Posted by: Jennifer A. Johnson
For many of us who are staying at home during this pandemic, the internet has become the principal source of action and connection. In many states, lawyers can now create estate plans remotely from start to finish. Likewise, many doctors are now practicing tele-medicine over the internet. Groceries, pharmaceuticals, clothing, all these and more can be ordered through the internet, without setting foot out the door.
But these opportunities are only meaningful if everybody has a strong internet connection – and knows how to use it!
For some older adults, this may not be so simple. When the extreme quarantine measures are combined with an inability to connect remotely with family and friends, these older adults feel even more isolated and lonely. This is especially difficult for those in nursing homes. Unless a person has at least some internet service available and the skills to know how to use it, this epidemic imposes barriers to quality of life, banking, health care, social networks, government services, and education.
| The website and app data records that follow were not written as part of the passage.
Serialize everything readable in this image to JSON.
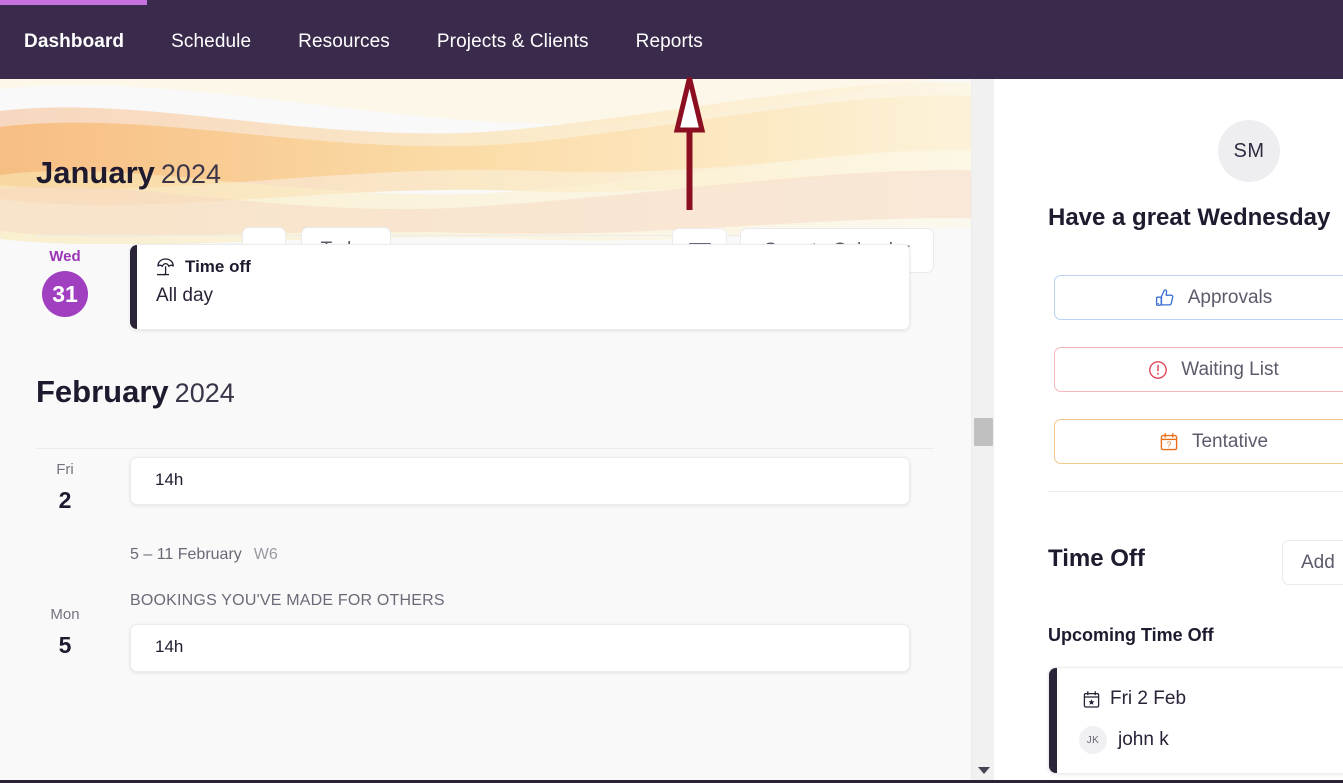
{
  "app": {
    "progress_percent": 11,
    "accent_purple": "#a13fc1",
    "nav_background": "#3a2b4d",
    "annotation_color": "#8c0f21"
  },
  "topnav": {
    "items": [
      {
        "label": "Dashboard",
        "active": true
      },
      {
        "label": "Schedule",
        "active": false
      },
      {
        "label": "Resources",
        "active": false
      },
      {
        "label": "Projects & Clients",
        "active": false
      },
      {
        "label": "Reports",
        "active": false
      }
    ]
  },
  "toolbar": {
    "month": "January",
    "year": "2024",
    "chevron_icon": "chevron-down-icon",
    "today_label": "Today",
    "sort_icon": "sort-filter-icon",
    "sync_label": "Sync to Calendar"
  },
  "calendar": {
    "months": [
      {
        "month": "January",
        "year": "2024",
        "days": [
          {
            "dow": "Wed",
            "dow_highlight": true,
            "num": "31",
            "num_badge": true,
            "card": {
              "type": "timeoff",
              "icon": "umbrella-icon",
              "title": "Time off",
              "subtitle": "All day"
            }
          }
        ]
      },
      {
        "month": "February",
        "year": "2024",
        "days": [
          {
            "dow": "Fri",
            "dow_highlight": false,
            "num": "2",
            "num_badge": false,
            "card": {
              "type": "hours",
              "hours": "14h"
            }
          }
        ],
        "week": {
          "range": "5 – 11 February",
          "week_number": "W6",
          "section_label": "BOOKINGS YOU'VE MADE FOR OTHERS",
          "days": [
            {
              "dow": "Mon",
              "dow_highlight": false,
              "num": "5",
              "num_badge": false,
              "card": {
                "type": "hours",
                "hours": "14h"
              }
            }
          ]
        }
      }
    ]
  },
  "scrollbar": {
    "thumb_position_percent": 48,
    "down_arrow_icon": "chevron-down-icon"
  },
  "sidebar": {
    "avatar_initials": "SM",
    "greeting": "Have a great Wednesday",
    "quick_links": [
      {
        "label": "Approvals",
        "icon": "thumbs-up-icon",
        "border_color": "#b9d3f5",
        "icon_color": "#3b6fd4"
      },
      {
        "label": "Waiting List",
        "icon": "exclamation-circle-icon",
        "border_color": "#f3b9bf",
        "icon_color": "#e2485c"
      },
      {
        "label": "Tentative",
        "icon": "calendar-question-icon",
        "border_color": "#f3c98b",
        "icon_color": "#e8701a"
      }
    ],
    "timeoff": {
      "heading": "Time Off",
      "add_label": "Add",
      "upcoming_label": "Upcoming Time Off",
      "entries": [
        {
          "date_icon": "calendar-star-icon",
          "date": "Fri 2 Feb",
          "person_initials": "JK",
          "person": "john k"
        }
      ]
    }
  },
  "annotation": {
    "type": "arrow-up",
    "points_to": "Reports"
  }
}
And the effects of this virus are likely to be felt into the future as the “new normal,” especially for the most vulnerable among us.
It’s for those reasons that internet is increasingly recognized as vital infrastructure. For those who remember the days before the internet, though, there can be numerous obstacles to becoming internet-enabled and savvy. Nevertheless, solutions are available. The key is to get creative.
Young family members might like nothing better than to be asked to help an older adult learn internet ways and means. For older adults with some computer literacy, on-line tutorials might be helpful. Here is a collection of some online tutorial sources:
Older adults often are not as aware of computer security concerns. Here is a downloadable educational booklet from the British Broadcasting Company. It has important information on computer security.
Or, the organization Senior Planet is provides programs “help seniors learn new skills, save money, get in shape, and make new friends.” Most courses are free and help older adults learn a wide variety of computer basics, digital photography, social media, online job searches, even how to make a website.
What if you have no, or unreliable, service?
A lack of reliable internet is particularly critical for older adults. If the service isn’t fast enough or reliable, a tele-visit to doctors or lawyers or family is not longer possible.
To provide vital internet infrastructure, partnerships between service providers and government is essential. Private expertise and public funding can work together to increase broadband access to under-served areas of the country. An effort by the Federal Communications Commission to subsidize access has hit a roadblock, but it is to be hoped that the effort will go forward in some form. In the meantime, FCC has published a long list of internet service providers offering assistance in response to the pandemic, with links to access the providers.
Some states, municipalities, and service providers have joined in the effort. This past April, to increase broadband access in California, Google furnished students with devices and set up 100,000 Wi-Fi access points, free for three months.
In New York City, even before the pandemic hit, Mayor DeBlasio announced a plan to build fiber optic lines to provide universal broadband in the five boroughs.
Comcast has made Wi-Fi service available across the country, for a limited time, in response to the epidemic.
Private service-providers are also offering special deals to those who qualify.
All in all, so many good things come through the internet. It’s simply essential these days to be electronically connected, to stay healthy, mentally vigorous and informed, and to forge the social bonds that are so vital to well-being.
If you have questions or would like to talk with us about your planning needs, please don’t hesitate to reach out. We are offering online meetings for you and your loved ones.
Our firm is dedicated to helping our clients and their loved ones work through issues and implement sound legal planning to address them. If we can help in any way, please don’t hesitate to contact our office at (630) 221-1755.